Log Cabin and Early Pioneer Life

Jefferson C. Mutchlar, his wife Sarah (Blunt), and their young child Josephus, natives of Ohio, arrived in Floyd County in July 1851. While waiting for this log home to be built, they lived in their wagon box.

As you walk through the doorway imagine yourself living in an 1850s log cabin. The entire family lived in one room which served as a kitchen, dining room, living room, and parent's bedroom. The children slept in the upstairs loft. The fireplace was the heart of the home providing heat, light, and cooking facilities. Notice the rope springs on the bed. Some believe that the old saying "Good night, sleep tight, don't let the bedbugs bite" refers to a rope bed like we have here in the log cabin. "Sleeping tight" meant keeping the ropes tight to avoid slipping through them at night. "Don't let the bedbugs bite" refers to getting pinched by the rope springs. Because there was no electricity or running water, work was done by candlelight or oil lamp and water was carried in from a nearby creek. The bathroom facilities were outside in an outhouse, however a chamber pot was available for inside use during bad weather or emergencies.
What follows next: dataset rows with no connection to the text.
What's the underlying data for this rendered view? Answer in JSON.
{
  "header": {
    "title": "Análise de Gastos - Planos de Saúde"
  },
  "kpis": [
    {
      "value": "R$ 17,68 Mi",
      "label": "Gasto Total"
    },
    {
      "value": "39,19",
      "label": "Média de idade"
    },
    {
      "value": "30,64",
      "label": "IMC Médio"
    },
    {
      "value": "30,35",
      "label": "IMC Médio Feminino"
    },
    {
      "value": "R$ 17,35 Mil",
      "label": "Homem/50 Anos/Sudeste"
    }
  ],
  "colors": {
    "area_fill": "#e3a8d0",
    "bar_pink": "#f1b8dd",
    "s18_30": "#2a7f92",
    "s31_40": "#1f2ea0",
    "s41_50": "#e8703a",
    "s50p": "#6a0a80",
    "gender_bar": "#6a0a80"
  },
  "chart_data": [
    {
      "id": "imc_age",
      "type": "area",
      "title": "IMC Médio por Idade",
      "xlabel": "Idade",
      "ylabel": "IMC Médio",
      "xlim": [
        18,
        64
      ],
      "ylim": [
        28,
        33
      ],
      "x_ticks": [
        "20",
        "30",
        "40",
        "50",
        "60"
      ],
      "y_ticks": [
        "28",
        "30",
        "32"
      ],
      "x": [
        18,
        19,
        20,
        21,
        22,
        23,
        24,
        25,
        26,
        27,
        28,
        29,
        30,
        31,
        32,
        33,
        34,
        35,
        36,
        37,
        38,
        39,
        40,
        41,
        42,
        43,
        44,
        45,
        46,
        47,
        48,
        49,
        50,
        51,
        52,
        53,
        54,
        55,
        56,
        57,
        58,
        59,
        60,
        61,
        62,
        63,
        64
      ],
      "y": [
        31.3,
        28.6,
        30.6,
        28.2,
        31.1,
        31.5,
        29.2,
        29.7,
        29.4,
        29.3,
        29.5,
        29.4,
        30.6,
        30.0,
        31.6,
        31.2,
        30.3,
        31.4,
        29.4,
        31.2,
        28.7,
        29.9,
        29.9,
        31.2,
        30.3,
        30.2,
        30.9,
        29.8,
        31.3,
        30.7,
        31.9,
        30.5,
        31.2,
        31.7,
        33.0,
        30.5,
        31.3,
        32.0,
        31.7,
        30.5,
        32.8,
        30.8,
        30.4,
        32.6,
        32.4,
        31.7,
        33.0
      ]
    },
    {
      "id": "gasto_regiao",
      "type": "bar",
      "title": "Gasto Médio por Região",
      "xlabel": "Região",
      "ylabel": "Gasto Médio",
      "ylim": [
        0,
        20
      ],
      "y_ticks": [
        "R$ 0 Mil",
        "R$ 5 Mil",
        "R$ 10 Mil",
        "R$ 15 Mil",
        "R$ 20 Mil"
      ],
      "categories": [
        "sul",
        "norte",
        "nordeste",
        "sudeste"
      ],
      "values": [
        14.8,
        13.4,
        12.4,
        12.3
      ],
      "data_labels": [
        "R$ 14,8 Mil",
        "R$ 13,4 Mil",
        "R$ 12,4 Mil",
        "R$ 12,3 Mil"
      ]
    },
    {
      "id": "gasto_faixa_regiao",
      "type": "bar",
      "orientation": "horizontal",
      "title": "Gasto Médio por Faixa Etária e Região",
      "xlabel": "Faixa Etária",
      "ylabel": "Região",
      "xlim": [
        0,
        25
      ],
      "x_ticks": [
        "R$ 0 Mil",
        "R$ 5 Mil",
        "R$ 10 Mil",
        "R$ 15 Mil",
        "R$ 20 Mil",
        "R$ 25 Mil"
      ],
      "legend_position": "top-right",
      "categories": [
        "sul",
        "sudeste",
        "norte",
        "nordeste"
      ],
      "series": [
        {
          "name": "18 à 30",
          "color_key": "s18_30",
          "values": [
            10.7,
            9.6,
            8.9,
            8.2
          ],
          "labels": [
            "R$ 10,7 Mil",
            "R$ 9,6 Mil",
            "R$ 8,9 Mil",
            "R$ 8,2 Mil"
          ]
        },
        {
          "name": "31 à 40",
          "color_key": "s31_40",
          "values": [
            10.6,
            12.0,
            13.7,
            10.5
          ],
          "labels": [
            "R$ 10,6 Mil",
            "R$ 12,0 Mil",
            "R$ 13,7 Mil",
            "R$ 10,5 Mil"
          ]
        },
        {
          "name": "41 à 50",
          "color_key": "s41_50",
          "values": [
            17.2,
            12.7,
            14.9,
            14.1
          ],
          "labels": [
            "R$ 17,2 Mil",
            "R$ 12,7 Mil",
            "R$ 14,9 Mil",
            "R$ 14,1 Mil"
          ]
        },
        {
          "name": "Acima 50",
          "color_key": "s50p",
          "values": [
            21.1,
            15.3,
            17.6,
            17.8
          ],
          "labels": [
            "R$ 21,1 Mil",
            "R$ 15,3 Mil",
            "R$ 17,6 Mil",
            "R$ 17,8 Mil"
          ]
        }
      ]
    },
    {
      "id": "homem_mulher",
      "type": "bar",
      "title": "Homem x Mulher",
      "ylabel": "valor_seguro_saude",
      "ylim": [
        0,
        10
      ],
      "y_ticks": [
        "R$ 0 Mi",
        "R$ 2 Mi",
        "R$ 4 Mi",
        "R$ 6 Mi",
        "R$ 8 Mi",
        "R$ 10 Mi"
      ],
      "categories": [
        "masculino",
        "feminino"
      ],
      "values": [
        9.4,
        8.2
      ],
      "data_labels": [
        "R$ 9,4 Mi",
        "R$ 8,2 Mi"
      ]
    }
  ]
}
Sometimes school lessons were held at the kitchen table when a school wasn't located nearby.

"Just for Kids": Pioneers took shelter under their wagons at night or in case of bad weather. A buffalo robe was used for warmth. Rub your hands across the buffalo robe hanging on the front of the wagon. Can you imagine sleeping under one of these?